▸ **WHAT TO WORK ON**
If a line in the records contains the string "دوره", show that line.

Stored dataset items:
◇ ◇ ◇ ◇ ◇ ◇ ◇
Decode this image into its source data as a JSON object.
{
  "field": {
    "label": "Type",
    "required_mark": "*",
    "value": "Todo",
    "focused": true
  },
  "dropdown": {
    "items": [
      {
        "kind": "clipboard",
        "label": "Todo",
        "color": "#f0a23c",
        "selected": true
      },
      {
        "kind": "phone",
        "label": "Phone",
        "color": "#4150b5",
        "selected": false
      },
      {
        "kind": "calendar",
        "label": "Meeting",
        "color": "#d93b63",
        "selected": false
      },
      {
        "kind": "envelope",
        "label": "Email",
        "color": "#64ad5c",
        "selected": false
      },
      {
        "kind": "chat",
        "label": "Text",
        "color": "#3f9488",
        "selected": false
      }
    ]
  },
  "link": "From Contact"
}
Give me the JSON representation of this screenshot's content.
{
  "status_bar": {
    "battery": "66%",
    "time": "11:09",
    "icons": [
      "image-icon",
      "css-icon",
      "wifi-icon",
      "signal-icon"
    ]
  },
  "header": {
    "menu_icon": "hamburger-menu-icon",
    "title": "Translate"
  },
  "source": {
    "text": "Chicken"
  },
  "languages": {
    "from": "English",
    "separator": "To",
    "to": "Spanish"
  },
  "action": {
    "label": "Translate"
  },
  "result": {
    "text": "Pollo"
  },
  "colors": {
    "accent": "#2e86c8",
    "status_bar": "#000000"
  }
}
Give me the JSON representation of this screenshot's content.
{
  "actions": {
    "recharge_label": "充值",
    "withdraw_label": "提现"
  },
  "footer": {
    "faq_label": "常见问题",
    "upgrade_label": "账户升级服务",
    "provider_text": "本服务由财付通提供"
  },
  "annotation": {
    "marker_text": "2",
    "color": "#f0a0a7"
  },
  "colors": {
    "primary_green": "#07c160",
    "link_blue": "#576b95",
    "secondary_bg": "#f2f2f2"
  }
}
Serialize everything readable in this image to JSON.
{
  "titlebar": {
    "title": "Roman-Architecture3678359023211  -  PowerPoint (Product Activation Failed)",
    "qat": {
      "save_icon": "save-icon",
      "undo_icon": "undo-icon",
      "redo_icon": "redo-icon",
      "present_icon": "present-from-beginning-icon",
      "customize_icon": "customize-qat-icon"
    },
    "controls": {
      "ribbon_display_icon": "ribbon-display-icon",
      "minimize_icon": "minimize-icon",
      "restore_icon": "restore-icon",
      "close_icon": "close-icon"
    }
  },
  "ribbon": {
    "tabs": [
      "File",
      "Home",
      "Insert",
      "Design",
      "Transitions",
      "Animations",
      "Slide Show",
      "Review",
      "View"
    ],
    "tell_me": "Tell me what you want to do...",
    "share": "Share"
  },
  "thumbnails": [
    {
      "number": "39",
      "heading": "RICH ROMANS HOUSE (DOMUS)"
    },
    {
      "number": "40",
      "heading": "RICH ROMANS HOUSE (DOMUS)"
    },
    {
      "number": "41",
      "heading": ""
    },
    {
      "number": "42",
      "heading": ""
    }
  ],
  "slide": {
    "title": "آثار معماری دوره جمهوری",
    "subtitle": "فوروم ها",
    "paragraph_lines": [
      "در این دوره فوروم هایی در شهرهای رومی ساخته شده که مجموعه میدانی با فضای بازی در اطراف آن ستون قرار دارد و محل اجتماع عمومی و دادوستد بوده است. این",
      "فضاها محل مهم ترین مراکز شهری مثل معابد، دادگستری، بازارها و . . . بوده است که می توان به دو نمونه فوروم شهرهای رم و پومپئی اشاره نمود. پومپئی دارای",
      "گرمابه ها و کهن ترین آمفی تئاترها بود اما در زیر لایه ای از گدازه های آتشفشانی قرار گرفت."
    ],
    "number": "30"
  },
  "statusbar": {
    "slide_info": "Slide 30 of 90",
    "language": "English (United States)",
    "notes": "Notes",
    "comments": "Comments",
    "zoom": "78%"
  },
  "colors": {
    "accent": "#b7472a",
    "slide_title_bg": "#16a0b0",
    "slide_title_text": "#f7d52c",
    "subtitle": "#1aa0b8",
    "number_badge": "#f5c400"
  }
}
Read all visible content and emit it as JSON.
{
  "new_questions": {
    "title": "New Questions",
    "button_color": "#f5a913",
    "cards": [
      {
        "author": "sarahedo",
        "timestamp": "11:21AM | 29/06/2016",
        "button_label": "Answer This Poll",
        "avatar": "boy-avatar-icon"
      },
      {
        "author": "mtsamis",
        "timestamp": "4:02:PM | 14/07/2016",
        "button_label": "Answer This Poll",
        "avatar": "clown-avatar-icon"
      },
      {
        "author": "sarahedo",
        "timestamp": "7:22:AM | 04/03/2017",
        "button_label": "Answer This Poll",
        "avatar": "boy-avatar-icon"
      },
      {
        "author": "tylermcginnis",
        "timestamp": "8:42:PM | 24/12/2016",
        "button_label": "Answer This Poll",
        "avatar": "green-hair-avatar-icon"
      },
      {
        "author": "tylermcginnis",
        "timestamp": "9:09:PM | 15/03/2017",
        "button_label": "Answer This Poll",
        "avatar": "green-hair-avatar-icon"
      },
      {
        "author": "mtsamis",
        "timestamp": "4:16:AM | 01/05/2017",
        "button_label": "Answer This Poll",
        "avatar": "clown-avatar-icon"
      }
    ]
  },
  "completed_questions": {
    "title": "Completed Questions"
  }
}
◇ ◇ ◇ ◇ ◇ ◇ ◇
▸ **EXERCISE RESULT**
    "title": "آثار معماری دوره جمهوری",
      "در این دوره فوروم هایی در شهرهای رومی ساخته شده که مجموعه میدانی با فضای بازی در اطراف آن ستون قرار دارد و محل اجتماع عمومی و دادوستد بوده است. این",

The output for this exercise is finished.